* [TASK TO CARRY OUT] Would you please write out each of the entries below exactly, omitting pictures?

(Beginning of DATA SUPPLIED)

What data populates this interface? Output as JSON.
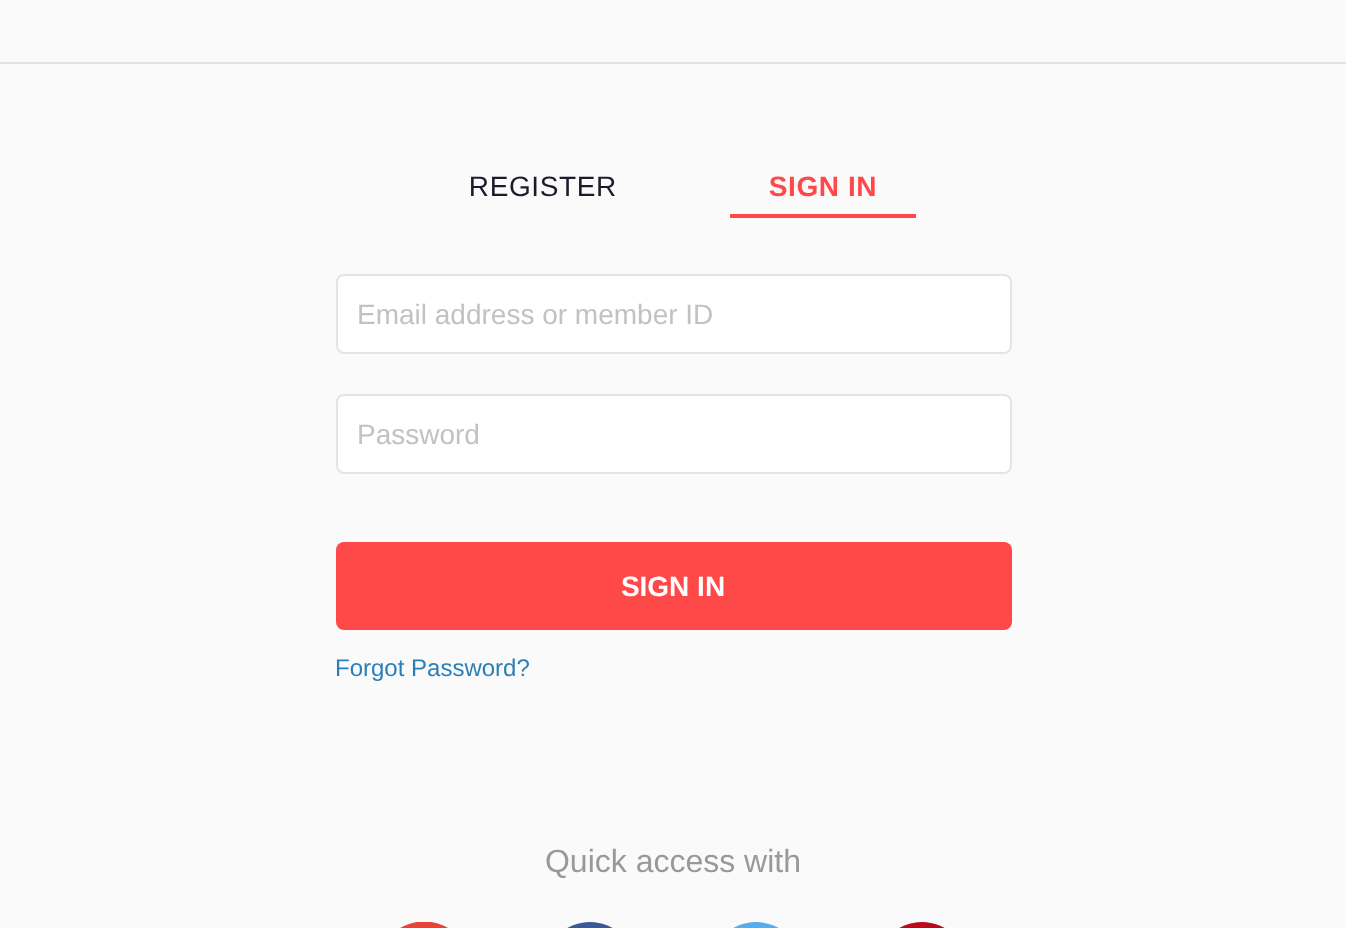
{
  "tabs": [
    {
      "label": "REGISTER",
      "selected": false
    },
    {
      "label": "SIGN IN",
      "selected": true
    }
  ],
  "email": {
    "placeholder": "Email address or member ID"
  },
  "password": {
    "placeholder": "Password"
  },
  "submit": "SIGN IN",
  "forgot_link": "Forgot Password?",
  "quick_access": {
    "title": "Quick access with",
    "providers": [
      {
        "kind": "google"
      },
      {
        "kind": "facebook"
      },
      {
        "kind": "twitter"
      },
      {
        "kind": "pinterest"
      }
    ]
  }
}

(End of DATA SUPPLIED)

* [RESPONSE BELOW]
What data populates this interface? Output as JSON.
{
  "tabs": [
    {
      "label": "REGISTER",
      "selected": false
    },
    {
      "label": "SIGN IN",
      "selected": true
    }
  ],
  "email": {
    "placeholder": "Email address or member ID"
  },
  "password": {
    "placeholder": "Password"
  },
  "submit": "SIGN IN",
  "forgot_link": "Forgot Password?",
  "quick_access": {
    "title": "Quick access with",
    "providers": [
      {
        "kind": "google"
      },
      {
        "kind": "facebook"
      },
      {
        "kind": "twitter"
      },
      {
        "kind": "pinterest"
      }
    ]
  }
}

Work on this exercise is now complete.